Interface dataset entries
BEGIN

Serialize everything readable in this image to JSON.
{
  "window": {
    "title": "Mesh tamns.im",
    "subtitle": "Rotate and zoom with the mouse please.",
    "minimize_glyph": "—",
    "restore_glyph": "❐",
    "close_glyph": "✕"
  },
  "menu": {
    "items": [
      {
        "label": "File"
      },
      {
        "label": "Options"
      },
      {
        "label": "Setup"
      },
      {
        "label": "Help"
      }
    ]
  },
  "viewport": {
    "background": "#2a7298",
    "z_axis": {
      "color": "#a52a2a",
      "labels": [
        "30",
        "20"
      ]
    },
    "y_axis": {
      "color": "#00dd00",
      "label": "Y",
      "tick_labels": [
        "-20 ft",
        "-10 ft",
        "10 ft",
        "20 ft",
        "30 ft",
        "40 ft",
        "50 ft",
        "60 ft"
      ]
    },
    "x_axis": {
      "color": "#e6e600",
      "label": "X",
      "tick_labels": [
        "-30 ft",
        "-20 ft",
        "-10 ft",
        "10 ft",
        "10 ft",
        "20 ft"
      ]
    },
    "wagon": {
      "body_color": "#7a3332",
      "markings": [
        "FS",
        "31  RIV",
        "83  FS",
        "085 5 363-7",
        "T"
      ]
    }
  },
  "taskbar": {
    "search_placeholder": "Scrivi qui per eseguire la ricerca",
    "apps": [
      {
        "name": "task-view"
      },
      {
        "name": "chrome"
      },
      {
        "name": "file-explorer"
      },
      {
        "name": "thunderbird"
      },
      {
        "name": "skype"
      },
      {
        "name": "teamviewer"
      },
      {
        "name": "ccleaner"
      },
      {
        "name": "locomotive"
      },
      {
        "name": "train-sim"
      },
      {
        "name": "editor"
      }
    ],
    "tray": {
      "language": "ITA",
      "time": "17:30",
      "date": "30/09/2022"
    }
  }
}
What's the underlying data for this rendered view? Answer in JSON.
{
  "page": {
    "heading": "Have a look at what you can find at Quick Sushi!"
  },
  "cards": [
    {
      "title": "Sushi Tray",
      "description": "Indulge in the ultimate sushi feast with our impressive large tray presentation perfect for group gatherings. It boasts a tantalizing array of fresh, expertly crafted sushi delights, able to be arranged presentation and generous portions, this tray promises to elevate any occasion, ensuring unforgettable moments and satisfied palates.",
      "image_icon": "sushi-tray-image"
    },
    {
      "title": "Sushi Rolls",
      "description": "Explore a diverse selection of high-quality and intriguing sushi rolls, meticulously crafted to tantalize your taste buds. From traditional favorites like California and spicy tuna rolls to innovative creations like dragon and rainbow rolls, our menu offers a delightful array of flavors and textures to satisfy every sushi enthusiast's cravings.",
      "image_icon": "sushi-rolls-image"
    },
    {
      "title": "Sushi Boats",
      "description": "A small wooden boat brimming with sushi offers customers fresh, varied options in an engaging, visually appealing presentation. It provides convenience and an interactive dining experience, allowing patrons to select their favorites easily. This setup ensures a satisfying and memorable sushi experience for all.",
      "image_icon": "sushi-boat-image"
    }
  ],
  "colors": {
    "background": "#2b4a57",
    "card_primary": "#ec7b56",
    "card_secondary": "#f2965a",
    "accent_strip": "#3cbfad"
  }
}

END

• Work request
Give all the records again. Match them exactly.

• Answer to this exercise
Serialize everything readable in this image to JSON.
{
  "window": {
    "title": "Mesh tamns.im",
    "subtitle": "Rotate and zoom with the mouse please.",
    "minimize_glyph": "—",
    "restore_glyph": "❐",
    "close_glyph": "✕"
  },
  "menu": {
    "items": [
      {
        "label": "File"
      },
      {
        "label": "Options"
      },
      {
        "label": "Setup"
      },
      {
        "label": "Help"
      }
    ]
  },
  "viewport": {
    "background": "#2a7298",
    "z_axis": {
      "color": "#a52a2a",
      "labels": [
        "30",
        "20"
      ]
    },
    "y_axis": {
      "color": "#00dd00",
      "label": "Y",
      "tick_labels": [
        "-20 ft",
        "-10 ft",
        "10 ft",
        "20 ft",
        "30 ft",
        "40 ft",
        "50 ft",
        "60 ft"
      ]
    },
    "x_axis": {
      "color": "#e6e600",
      "label": "X",
      "tick_labels": [
        "-30 ft",
        "-20 ft",
        "-10 ft",
        "10 ft",
        "10 ft",
        "20 ft"
      ]
    },
    "wagon": {
      "body_color": "#7a3332",
      "markings": [
        "FS",
        "31  RIV",
        "83  FS",
        "085 5 363-7",
        "T"
      ]
    }
  },
  "taskbar": {
    "search_placeholder": "Scrivi qui per eseguire la ricerca",
    "apps": [
      {
        "name": "task-view"
      },
      {
        "name": "chrome"
      },
      {
        "name": "file-explorer"
      },
      {
        "name": "thunderbird"
      },
      {
        "name": "skype"
      },
      {
        "name": "teamviewer"
      },
      {
        "name": "ccleaner"
      },
      {
        "name": "locomotive"
      },
      {
        "name": "train-sim"
      },
      {
        "name": "editor"
      }
    ],
    "tray": {
      "language": "ITA",
      "time": "17:30",
      "date": "30/09/2022"
    }
  }
}
What's the underlying data for this rendered view? Answer in JSON.
{
  "page": {
    "heading": "Have a look at what you can find at Quick Sushi!"
  },
  "cards": [
    {
      "title": "Sushi Tray",
      "description": "Indulge in the ultimate sushi feast with our impressive large tray presentation perfect for group gatherings. It boasts a tantalizing array of fresh, expertly crafted sushi delights, able to be arranged presentation and generous portions, this tray promises to elevate any occasion, ensuring unforgettable moments and satisfied palates.",
      "image_icon": "sushi-tray-image"
    },
    {
      "title": "Sushi Rolls",
      "description": "Explore a diverse selection of high-quality and intriguing sushi rolls, meticulously crafted to tantalize your taste buds. From traditional favorites like California and spicy tuna rolls to innovative creations like dragon and rainbow rolls, our menu offers a delightful array of flavors and textures to satisfy every sushi enthusiast's cravings.",
      "image_icon": "sushi-rolls-image"
    },
    {
      "title": "Sushi Boats",
      "description": "A small wooden boat brimming with sushi offers customers fresh, varied options in an engaging, visually appealing presentation. It provides convenience and an interactive dining experience, allowing patrons to select their favorites easily. This setup ensures a satisfying and memorable sushi experience for all.",
      "image_icon": "sushi-boat-image"
    }
  ],
  "colors": {
    "background": "#2b4a57",
    "card_primary": "#ec7b56",
    "card_secondary": "#f2965a",
    "accent_strip": "#3cbfad"
  }
}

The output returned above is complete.